Thursday, July 28, 2016

European Classic Postage Stamps and Postal History

I've mentioned Richard Frajola's estimable PhilaMercury website before on this blog. A recent addition to the resources section are pdf's of 35 articles by Edwin Mueller originally published in the Mercury Stamp Journal between 1950 and 1961. Unfortunately, the author's death in 1962 prevented the completion of the series, but we are fortunate to have coverage from Alsace-Lorraine through the Netherlands.

A couple of paragraphs from the introduction will clarify Mr. Mueller's focus:

"[The series] is written with the intention of showing that there are many ways to collect and that there are many countries in which the classic stamps can provide the most satisfaction to the specialist. The glamor of new issues is advertised in the philatelic magazines in a way that makes the good old classic issues look like poor relatives. It is high time to show the lure of the classics, to give the collector a vivid picture of the glamor which lies in the stamps which are seventy five and morc years old and were produced and used for postal purposes only, without any intention of making them items for a stamp collection. "

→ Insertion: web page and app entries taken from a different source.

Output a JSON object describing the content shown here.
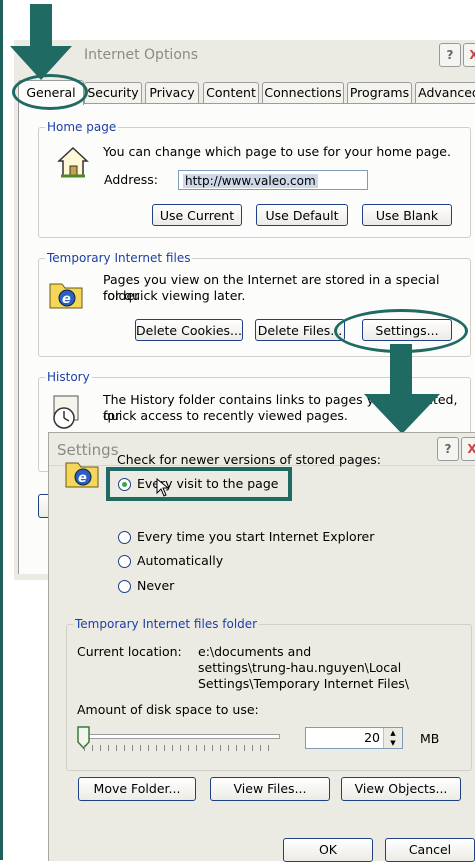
{
  "window": {
    "title": "Internet Options",
    "help_icon": "?",
    "close_icon": "X"
  },
  "tabs": [
    "General",
    "Security",
    "Privacy",
    "Content",
    "Connections",
    "Programs",
    "Advanced"
  ],
  "home_page": {
    "legend": "Home page",
    "description": "You can change which page to use for your home page.",
    "address_label": "Address:",
    "address_value": "http://www.valeo.com",
    "buttons": [
      "Use Current",
      "Use Default",
      "Use Blank"
    ]
  },
  "temp_files": {
    "legend": "Temporary Internet files",
    "description_line1": "Pages you view on the Internet are stored in a special folder",
    "description_line2": "for quick viewing later.",
    "buttons": [
      "Delete Cookies...",
      "Delete Files...",
      "Settings..."
    ]
  },
  "history": {
    "legend": "History",
    "description_line1": "The History folder contains links to pages you've visited, for",
    "description_line2": "quick access to recently viewed pages."
  },
  "settings": {
    "title": "Settings",
    "check_label": "Check for newer versions of stored pages:",
    "options": [
      "Every visit to the page",
      "Every time you start Internet Explorer",
      "Automatically",
      "Never"
    ],
    "selected_index": 0,
    "folder_legend": "Temporary Internet files folder",
    "current_location_label": "Current location:",
    "location_line1": "e:\\documents and",
    "location_line2": "settings\\trung-hau.nguyen\\Local",
    "location_line3": "Settings\\Temporary Internet Files\\",
    "disk_space_label": "Amount of disk space to use:",
    "disk_space_value": "20",
    "disk_space_unit": "MB",
    "buttons": [
      "Move Folder...",
      "View Files...",
      "View Objects..."
    ],
    "ok": "OK",
    "cancel": "Cancel"
  },
  "colors": {
    "annotation": "#1f6a63",
    "accent_link": "#1c3fa6",
    "dialog_bg": "#ecebe3"
  }
}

"In writing about the classic issues of tbe European countries—to which we have limited our nevertheless quite extensive undertaking —we want to show the collector the possibilities which exist in this field. We want to tell him what has been already achieved in philatelic research in the various countries and where fertile fields still remain to be harvested. We want to give information about tbe possibilities of specializing and give hints about the difficulties which may discourage the collector who wants to assemble a specialized collection. We will show the fields which are so hopelessly barren that we would advise keeping out of them. We will not give any advice as to which stamps may prove a good investment, because classic stamps, bought with knowledge and alertness will preserve their value, giving to the collector the enjoyment of his collecting as a dividend."

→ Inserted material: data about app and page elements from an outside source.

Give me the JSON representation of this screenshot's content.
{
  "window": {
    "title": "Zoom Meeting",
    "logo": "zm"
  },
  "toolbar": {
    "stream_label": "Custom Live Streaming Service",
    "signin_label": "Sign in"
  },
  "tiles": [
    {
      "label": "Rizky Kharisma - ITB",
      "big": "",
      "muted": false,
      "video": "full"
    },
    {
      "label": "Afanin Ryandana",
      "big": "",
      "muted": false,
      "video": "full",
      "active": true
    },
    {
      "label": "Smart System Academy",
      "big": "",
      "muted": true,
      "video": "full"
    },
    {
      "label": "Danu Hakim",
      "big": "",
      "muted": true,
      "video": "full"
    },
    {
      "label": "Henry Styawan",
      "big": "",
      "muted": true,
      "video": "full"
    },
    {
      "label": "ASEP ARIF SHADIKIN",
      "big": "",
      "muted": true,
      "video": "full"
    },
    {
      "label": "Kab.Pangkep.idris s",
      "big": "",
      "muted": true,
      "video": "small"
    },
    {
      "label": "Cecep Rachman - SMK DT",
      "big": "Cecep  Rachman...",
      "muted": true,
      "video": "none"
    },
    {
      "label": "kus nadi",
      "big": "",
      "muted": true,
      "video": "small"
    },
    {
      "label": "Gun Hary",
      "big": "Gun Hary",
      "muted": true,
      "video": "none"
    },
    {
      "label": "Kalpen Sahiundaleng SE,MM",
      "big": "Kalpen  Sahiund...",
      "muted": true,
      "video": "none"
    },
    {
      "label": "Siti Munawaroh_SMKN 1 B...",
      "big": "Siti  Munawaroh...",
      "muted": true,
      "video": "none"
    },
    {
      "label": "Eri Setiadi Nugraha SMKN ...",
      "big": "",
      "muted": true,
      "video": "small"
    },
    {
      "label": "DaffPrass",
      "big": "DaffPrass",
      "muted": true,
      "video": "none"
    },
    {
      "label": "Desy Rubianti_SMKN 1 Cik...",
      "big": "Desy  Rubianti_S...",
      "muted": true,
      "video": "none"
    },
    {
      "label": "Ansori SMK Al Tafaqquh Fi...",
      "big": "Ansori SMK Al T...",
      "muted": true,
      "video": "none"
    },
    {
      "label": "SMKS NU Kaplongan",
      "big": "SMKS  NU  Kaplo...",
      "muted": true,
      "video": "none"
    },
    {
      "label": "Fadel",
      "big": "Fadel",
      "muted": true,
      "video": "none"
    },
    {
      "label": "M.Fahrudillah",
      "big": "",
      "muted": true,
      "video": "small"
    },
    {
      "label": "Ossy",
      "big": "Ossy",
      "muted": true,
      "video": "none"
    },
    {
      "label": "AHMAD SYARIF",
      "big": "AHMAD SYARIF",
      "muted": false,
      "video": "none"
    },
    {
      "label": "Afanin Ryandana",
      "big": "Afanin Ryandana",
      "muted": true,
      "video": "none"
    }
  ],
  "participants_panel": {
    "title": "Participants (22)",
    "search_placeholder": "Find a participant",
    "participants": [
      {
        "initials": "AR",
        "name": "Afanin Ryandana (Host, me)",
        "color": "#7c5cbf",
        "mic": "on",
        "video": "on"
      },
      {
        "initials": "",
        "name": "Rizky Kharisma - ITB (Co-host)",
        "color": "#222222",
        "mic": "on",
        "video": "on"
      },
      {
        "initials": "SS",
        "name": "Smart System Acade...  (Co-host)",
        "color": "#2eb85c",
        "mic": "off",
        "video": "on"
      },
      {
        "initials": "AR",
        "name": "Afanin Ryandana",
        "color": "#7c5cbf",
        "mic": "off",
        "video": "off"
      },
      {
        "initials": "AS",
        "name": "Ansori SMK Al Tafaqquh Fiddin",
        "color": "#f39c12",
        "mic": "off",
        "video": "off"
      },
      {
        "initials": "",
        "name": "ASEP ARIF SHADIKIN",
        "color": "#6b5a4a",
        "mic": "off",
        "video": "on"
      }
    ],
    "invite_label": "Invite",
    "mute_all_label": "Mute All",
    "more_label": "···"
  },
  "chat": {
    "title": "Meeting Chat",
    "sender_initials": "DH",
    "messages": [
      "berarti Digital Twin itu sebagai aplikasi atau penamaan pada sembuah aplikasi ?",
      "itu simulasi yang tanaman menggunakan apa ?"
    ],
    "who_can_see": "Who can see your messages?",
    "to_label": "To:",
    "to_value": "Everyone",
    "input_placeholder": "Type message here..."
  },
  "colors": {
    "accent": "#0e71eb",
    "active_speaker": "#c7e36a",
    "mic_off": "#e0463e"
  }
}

I should note that most of the articles were not illustrated. (Thanks to Keijo for letting me know there were some illustrations.)

Here is the link: